When viewing the painting, I cannot help but recall the words of the prologue of Saint John: “the true light that gives light to everyone was coming into the world.” Here John reappropriates the story of creation. Both the prologue of John and the book of Genesis begin with: “In the beginning.” Genesis tell us that: “And God said, Let there be light: and there was light.” (1:3) while Saint John speaks about the light of Christ coming into the world.
We see a similar contrast between light and darkness in the painting, which represents the spiritual life which God creates. Matthew was a tax collector, a collaborator, similar to how many French citizens collaborated with their Nazi occupiers. Matthew collaborated with the Roman occupation. In a sense, he betrayed his people and profited from their suffering. He was a sinner, and Caravaggio portrays him in the kind of sleazy establishment he himself was accustomed to frequent.
How did Christ come to Matthew? What did he experience? Caravaggio portrays Christ with one foot in the door with a beam of light coming from him towards Matthew. “And God said, Let there be light: and there was light.” (1:3). Indeed, “the true light that gives light to everyone was coming into the world,” into Matthew’s world.
“Here I am! I stand at the door and knock. If anyone hears my voice and opens the door, I will come in and eat with that person, and they with me.” (Revelation 3:20)
Our Savior stands outside our hearts in some place we do not know. How He got there, we do not know. The God who creates out of nothing comes to us on the borders of our experience and comes into our world out of nothing. He stands there and knocks, with only the echoing of the door resounding inside of our experience, calling us to open our hearts, like the dim rays of dawn as embers in the morning sky.

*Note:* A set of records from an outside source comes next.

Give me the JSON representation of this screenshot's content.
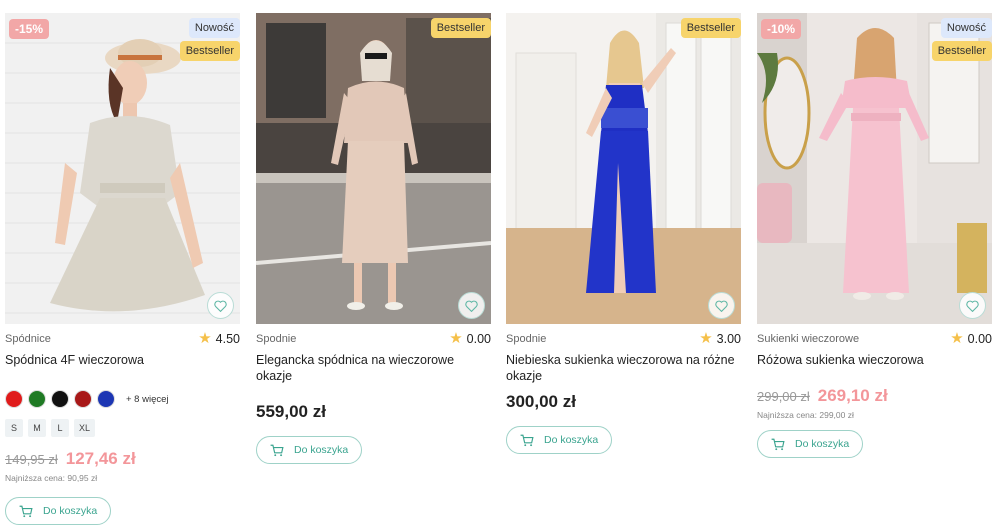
{
  "products": [
    {
      "category": "Spódnice",
      "rating": "4.50",
      "title": "Spódnica 4F wieczorowa",
      "badges": {
        "discount": "-15%",
        "new": "Nowość",
        "bestseller": "Bestseller"
      },
      "colors": [
        "#e01b1b",
        "#1f7a24",
        "#111111",
        "#a81818",
        "#1c36b3"
      ],
      "more_colors": "+ 8 więcej",
      "sizes": [
        "S",
        "M",
        "L",
        "XL"
      ],
      "old_price": "149,95 zł",
      "price": "127,46 zł",
      "lowest_price": "Najniższa cena: 90,95 zł",
      "cart_label": "Do koszyka"
    },
    {
      "category": "Spodnie",
      "rating": "0.00",
      "title": "Elegancka spódnica na wieczorowe okazje",
      "badges": {
        "bestseller": "Bestseller"
      },
      "price": "559,00 zł",
      "cart_label": "Do koszyka"
    },
    {
      "category": "Spodnie",
      "rating": "3.00",
      "title": "Niebieska sukienka wieczorowa na różne okazje",
      "badges": {
        "bestseller": "Bestseller"
      },
      "price": "300,00 zł",
      "cart_label": "Do koszyka"
    },
    {
      "category": "Sukienki wieczorowe",
      "rating": "0.00",
      "title": "Różowa sukienka wieczorowa",
      "badges": {
        "discount": "-10%",
        "new": "Nowość",
        "bestseller": "Bestseller"
      },
      "old_price": "299,00 zł",
      "price": "269,10 zł",
      "lowest_price": "Najniższa cena: 299,00 zł",
      "cart_label": "Do koszyka"
    }
  ],
  "icons": {
    "favorite": "heart-icon",
    "cart": "cart-icon",
    "rating": "star-icon"
  },
  "colors": {
    "accent": "#3aa48f",
    "sale": "#f3969a",
    "bestseller_badge": "#f7d46b",
    "new_badge": "#dde8fb",
    "discount_badge": "#f2a7a7"
  }
}
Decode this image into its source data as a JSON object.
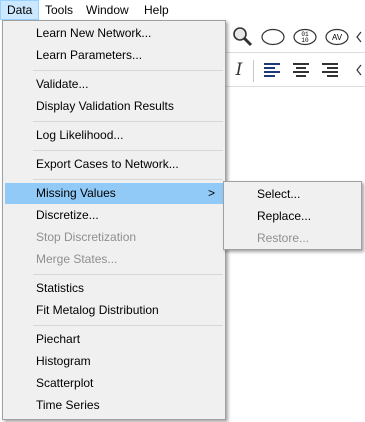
{
  "menubar": {
    "items": [
      {
        "label": "Data",
        "active": true
      },
      {
        "label": "Tools"
      },
      {
        "label": "Window"
      },
      {
        "label": "Help"
      }
    ]
  },
  "toolbar": {
    "row1_icons": [
      "magnifier-icon",
      "ellipse-node-icon",
      "binary-node-icon",
      "av-node-icon",
      "chevron-icon"
    ],
    "binary_text": "01\n10",
    "av_text": "AV",
    "row2_icons": [
      "italic-icon",
      "align-left-icon",
      "align-center-icon",
      "align-right-icon",
      "chevron-icon"
    ],
    "italic_text": "I"
  },
  "data_menu": {
    "items": [
      {
        "label": "Learn New Network..."
      },
      {
        "label": "Learn Parameters..."
      },
      {
        "label": "Validate..."
      },
      {
        "label": "Display Validation Results"
      },
      {
        "label": "Log Likelihood..."
      },
      {
        "label": "Export Cases to Network..."
      },
      {
        "label": "Missing Values",
        "highlight": true,
        "submenu": true
      },
      {
        "label": "Discretize..."
      },
      {
        "label": "Stop Discretization",
        "disabled": true
      },
      {
        "label": "Merge States...",
        "disabled": true
      },
      {
        "label": "Statistics"
      },
      {
        "label": "Fit Metalog Distribution"
      },
      {
        "label": "Piechart"
      },
      {
        "label": "Histogram"
      },
      {
        "label": "Scatterplot"
      },
      {
        "label": "Time Series"
      }
    ],
    "submenu_arrow": ">"
  },
  "missing_values_submenu": {
    "items": [
      {
        "label": "Select..."
      },
      {
        "label": "Replace..."
      },
      {
        "label": "Restore...",
        "disabled": true
      }
    ]
  },
  "colors": {
    "menu_bg": "#f0f0f0",
    "highlight": "#91c9f7",
    "menubar_active": "#cce8ff",
    "disabled_text": "#8f8f8f"
  }
}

The call to repentance is gentle, a whisper, do you hear it? We can easily not notice it in the noise in our lives, we can pretend it isn’t there, but we hear it when we are silent. When we are alone with ourselves, we hear the knock. When we do evil, there is a subtle little twinge–is it guilt? No, guilt is from me and this is not from me. Something is present in me that comes from something beyond me and leads me beyond myself, I hear knocking, I see light.
What would happen if we opened the door? What would happen if we opened the door to Our Savior? He tells us: “If anyone hears my voice and opens the door, I will come in and eat with that person, and they with me.” He will come into communion with us, not just any communion, but a wedding feast. Our Savior is the Bridegroom of our soul and we are the spouse. In His light we will see light.
Rev. Br. Joseph Selinger, O.P. | Meet the Brothers in Formation HERE